When emotions are on an even keel, trouble at a Portuguese bank would not even make the back pages of the Wall Street Journal. But the latest headlines have caught investors’ collective unconscious at a vulnerable moment, inducing fears of a renewed contagion effect similar to the credit crisis that shook the region three years ago.
You can’t rely on mere financial data to understand the propagation of fear and anxiety, as it is prompted and carried forward in sublingual ways. It’s kind of like when a friend starts crying during a movie that isn’t really sad or scary, and you’re not sure why. Something triggers a memory, and suddenly they’re a mess.
In this case, the Portuguese bank situation is about as scary as a “Muppets” movie, as there are numerous back-ups in place to support the weakened institution — but the situation made everyone remember that eurozone policymakers never dealt with the 2008 financial crisis as effectively as their U.S. counterparts, and one or two wrong turns could unravel the system again. I suspect that the European Central Bank will manage to come up with some language that duct-tapes the problem for another few months at least. That’s been the pattern of late; not sure why it would change right now.
For our purposes, the key impact of the recent turmoil has been felt in the S&P 500 Volatility Index (VIX), which rose 20% in the past five sessions to go along with a decline in the S&P 500 of around 1%. This suggests that investors are about 20 times more worked up about the potential for a decline in the benchmark index than they should be. That is par for the course, and why it’s possible to regularly find an information arbitrage opportunity in the VIX.
The Portugal event by itself may not be meaningful, but investors are seeing it as a head’s up that markets have become complacent about the financial risks that remain in the periphery of the eurozone, where hedge funds and governments have exposed themselves to a lot of risk by gorging on the distressed debts in the expectation of a big rebound over the next few years.

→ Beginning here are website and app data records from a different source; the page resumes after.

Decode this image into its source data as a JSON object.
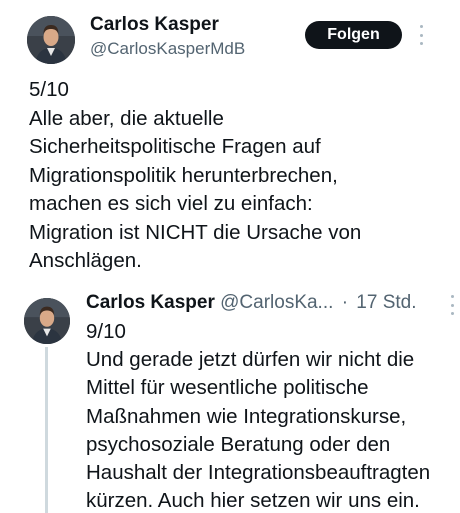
{
  "main_post": {
    "author_name": "Carlos Kasper",
    "author_handle": "@CarlosKasperMdB",
    "follow_label": "Folgen",
    "text": "5/10\nAlle aber, die aktuelle\nSicherheitspolitische Fragen auf\nMigrationspolitik herunterbrechen,\nmachen es sich viel zu einfach:\nMigration ist NICHT die Ursache von\nAnschlägen."
  },
  "reply_post": {
    "author_name": "Carlos Kasper",
    "author_handle": "@CarlosKa...",
    "separator": "·",
    "time": "17 Std.",
    "text": "9/10\nUnd gerade jetzt dürfen wir nicht die\nMittel für wesentliche politische\nMaßnahmen wie Integrationskurse,\npsychosoziale Beratung oder den\nHaushalt der Integrationsbeauftragten\nkürzen. Auch hier setzen wir uns ein."
  },
  "icons": {
    "more": "more-vertical-icon",
    "avatar": "profile-photo"
  },
  "colors": {
    "text": "#0f1419",
    "secondary_text": "#536471",
    "follow_button_bg": "#0f1419",
    "thread_line": "#cfd9de"
  }
}
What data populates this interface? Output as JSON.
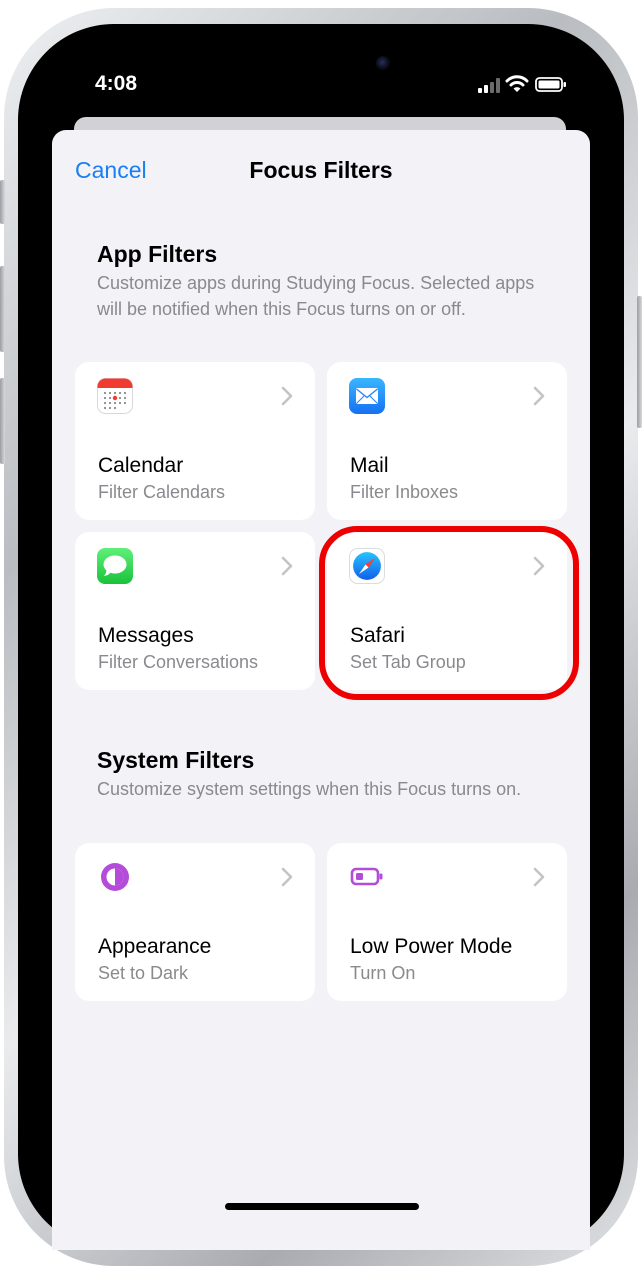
{
  "status_bar": {
    "time": "4:08"
  },
  "nav": {
    "cancel_label": "Cancel",
    "title": "Focus Filters"
  },
  "app_filters": {
    "title": "App Filters",
    "description": "Customize apps during Studying  Focus. Selected apps will be notified when this Focus turns on or off.",
    "items": [
      {
        "name": "Calendar",
        "subtitle": "Filter Calendars",
        "icon": "calendar-icon"
      },
      {
        "name": "Mail",
        "subtitle": "Filter Inboxes",
        "icon": "mail-icon"
      },
      {
        "name": "Messages",
        "subtitle": "Filter Conversations",
        "icon": "messages-icon"
      },
      {
        "name": "Safari",
        "subtitle": "Set Tab Group",
        "icon": "safari-icon"
      }
    ]
  },
  "system_filters": {
    "title": "System Filters",
    "description": "Customize system settings when this Focus turns on.",
    "items": [
      {
        "name": "Appearance",
        "subtitle": "Set to Dark",
        "icon": "appearance-icon"
      },
      {
        "name": "Low Power Mode",
        "subtitle": "Turn On",
        "icon": "battery-icon"
      }
    ]
  },
  "colors": {
    "accent": "#1a7ef5",
    "highlight": "#ee0000",
    "background": "#f2f2f7",
    "secondary_text": "#8a8a8e",
    "system_icon": "#b44cd9"
  }
}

I am talking about this because it’s a reminder of how interconnected all of the global markets are today. Events in one region may affect the decisions of hedge funds and governments in other markets, even if there is no economic or financial reason for it. And this idea percolates unseen through the minds of traders in the S&P 500 and the Russell 2000, causing them to act in ways that push those instruments and the VIX in directions that don’t make a lot of sense when observing them rationally in isolation.
The CounterPoint Options system is designed to help traders distinguish between persistent volatility events and ones that are likely to be flashes in the pan. At present, the system is largely looking for volatility to abate and stock indexes to rise, and therefore is recommending a bearish stance on the VIX. That might be counter to the current conventional wisdom…but as any active trader knows, investor sentiment can pivot in the blink of an eye.
So again, the CounterPoint Options system expects that the VIX will soon return to its persistent lows — and you’ll be well-positioned to profit from that shift if you put on the following trade now. Its recommendation is for a put option on a VIX-based exchange-traded note, the iPath S&P 500 VIX Short-Term Futures ETN (VXX).
Buy the VXX Aug. 16th $28 puts at current levels (around $1.80), and set up to sell at target $3.00, for a short-term gain of 66.7%.
Jon Markman operates the investment firm Markman Capital Insights. He also offers a daily trading advisory service, Trader’s Advantage, and CounterPoint Options, a service that helps individual traders make steady, consistent profits with volatility-related instruments.
Follow Jon Markman at Google+.